I have noticed little lapses of memory in my own brain. I seem to be without as much patience as I had in the past and I often yell at Riley when he steps on my last nerve. This disturbs me. I spent some time with a social worker last week and she informed me that often times the caretaker starts to display some of the same traits of craziness as the person needing the caretaking. Well… this is not good. It will take a lot of restraint and control of my own emotions to not join Riley in his crazy world.
Sometimes I think things were easier when he was drunk. But, then I think about it and realize that I do not need nor want to hurry the process of him returning to drinking. I know that eventually he will find a way to obtain alcohol. It may not be in the form of vodka or beer. It will more likely be something from our panty, like vanilla extract. Or it possibly could be something from the medicine cabinet, like mouth wash or cough syrup. Once that happens, I’ll be faced with more decisions that I don’t want to make.
The social worker asked if there was anything on my plate that I could remove with an idea of making my life a little easier right now. I ran through my mental list of projects – blog; OARS Facebook support group; OARS website; editing my book for Kindle; developing the cookbook for an OARS fundraising; turning OARS into a non-profit organization; going back to work at a real job; planning a reunion for my family; general cooking and cleaning in this house; negotiating a lease for the new house; plan and organize the move; etc; etc.
Well, I don’t really see what I would eliminate, but maybe I can prioritize a little better. Maybe if I can just designate some time for a long leisurely bath or an early morning walk, that might give the break I need to be able to keep my brain devoid of too much craziness. Personally, I think I’m just frustrated with the responsibility of taking care of someone who cannot understand that he needs to have a caretaker. I’m frustrated that I don’t feel qualified to give him what he needs and yet I manage to do it every single day.
In my opinion, once we get into the new house things will be easier because we will have more than 1200 square feet all for just Riley and me. I will have space for working on my projects. The privacy of not having to share a bedroom with Riley will be THE best thing. Cooking from my own pantry on my own time schedule will be awesome. Yes. I believe things will settle down and become more “normal” inside the craziness.

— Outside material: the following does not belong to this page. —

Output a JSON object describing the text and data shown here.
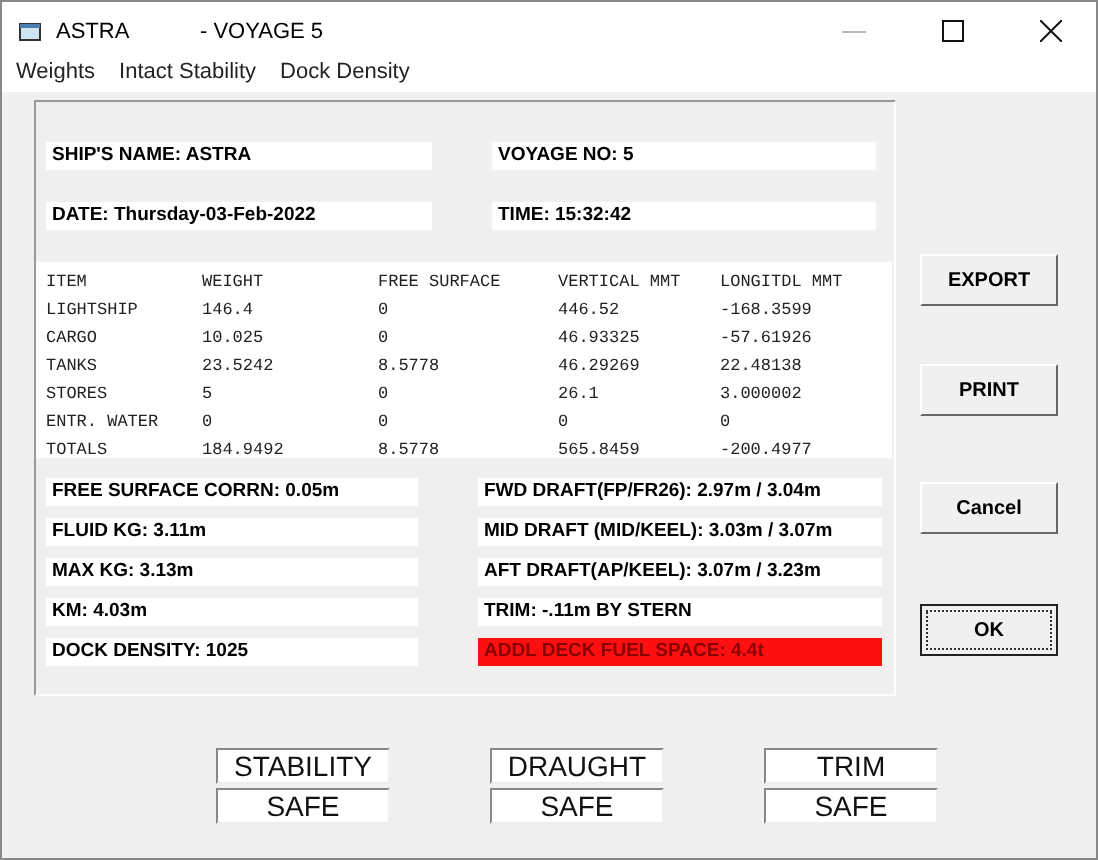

I’m very impressed at that OARS has grown to 100 members in less than a year. I reached out for help in creating OARS into a group with real meetings and becoming a non-profit organization. The future for OARS is bright indeed. We are planning an inaugural live meeting in the early Spring which will allow us to come together face-to-face. We will be planning the direction of our group, forming committees, establishing relationships with others who live close to us, and scheduling live meetings in many areas of the country. I reached out and found that they could in fact “hear me now.” Our vision may be lofty, but with all of us working together it can become reality.
To join OARS, go to Facebook and search for OARS F&F Group, request permission to join and you should be granted access in less than 6 hours. If you would like to help support our vision, you may go to our fundraising site and make a donation. Every donation is highly appreciated and, while they last, you will receive a tote bag in return. We accept donations of any amount from $1.00 to whatever you are comfortable in giving. Go to the link below to contribute:
I can hear Riley moving around in his room and I know he will soon be out here in the kitchen. He will want coffee and breakfast. He will want to “talk” and I will make an effort to “hear him now.”